Psychology and exercise: final research highlights from DUKPC – by Faye Riley
This is the final part of our series on DUKPC research highlights. If you haven’t caught the others, find out the latest on treatments targeting the immune system and diabetes subtypes and genetics. This time, I’m covering psychology and exercise.
The psychology of hypos
Psychology and the emotional impact of living with diabetes was a hot topic this year, with one session focusing on hypos.
Dr Linda Gonder-Frederick told us about fear, explaining that the average person with Type 1 diabetes will experience 3,500 hypos they can treat themselves and 30-70 severe hypos over 40 years. So it’s little wonder they’re a big worry.
When it comes to what fear of hypos can mean for blood sugar levels, the evidence is mixed. Some research shows fear can have a negative impact on blood sugar control. On the other hand, fear can help to motivate people to get on top of their diabetes management.
It’s not just people with diabetes that can develop fear. It’s also a worry for carers and family members. Dr Gonder-Frederick found partners of people who have frequent hypos report more marital conflict, more sleep disturbances and greater anxiety.
But for some, hypos aren’t their main concern. Researchers asked 96 people with Type 1, who had lots of hypos, for their biggest diabetes worry. Top of the list was high blood glucose and complications. So anxiety about future health could be driving people to risk going hypo. Dr Christel Hendrieckx told us one participant said, “I’d rather be hypo than blind.”
Dr Hendrieckx stressed we need to shift attitudes about hypos and hypers, and help people get the balance right. But there’s a lot of work to do. Scientists need to find the best ways of supporting people with diabetes to manage their thoughts and feelings around hypos.
A work out for your beta cells
There’s been lots of research that’s shown us exercise can help our bodies respond better to insulin. But scientists are only just beginning to explore whether exercise can improve the amount of insulin we make.
Researchers in Birmingham and Exeter studied 17 people recently diagnosed with Type 1 diabetes, who were doing plenty of exercise. They matched each person in this group to someone who’d just got Type 1 but wasn’t exercising.
They found people who exercised had a longer ‘honeymoon’ period, when some beta cells are still working and the body is still sensitive to insulin. It lasted on average four times longer in those who exercised (28.1 months compared to 7.5 months). One of the researchers, Dr Parth Narendran, explained that exercise could keep you honeymooning for longer by improving how the body responds to insulin and protecting beta cells.
Professor Décio Eizirik told us more about the protective power of exercise. He found that exercise can increase proteins related to keeping beta cells healthy, and decrease proteins involved in beta cell death. Professor Eizirik says we now need clinical trials with people newly diagnosed with Type 1 diabetes, to see if exercise could delay or protect against beta cell death.
He thinks exercise might be a form of immunotherapy in the future, slowing the progression of Type 1 diabetes.

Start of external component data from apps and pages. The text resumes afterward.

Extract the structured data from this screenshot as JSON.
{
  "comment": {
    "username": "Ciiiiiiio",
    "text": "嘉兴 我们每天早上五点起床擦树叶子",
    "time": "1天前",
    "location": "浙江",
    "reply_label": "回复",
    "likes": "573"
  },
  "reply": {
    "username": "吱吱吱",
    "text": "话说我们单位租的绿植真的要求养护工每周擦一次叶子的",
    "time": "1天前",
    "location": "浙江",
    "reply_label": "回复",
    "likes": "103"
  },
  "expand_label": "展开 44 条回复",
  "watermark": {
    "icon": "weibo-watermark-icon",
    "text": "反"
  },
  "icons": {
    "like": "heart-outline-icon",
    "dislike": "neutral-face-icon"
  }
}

A little insulin goes a long way: keeping precious beta cells kicking for as long as possible could make managing Type 1 easier and keep people healthier for longer.
And exercise is available to everyone, with positive effects on your overall health. So until scientists make the next big step in developing treatments that slow the immune attack, why not get moving? Delve into our advice on exercising with Type 1 here.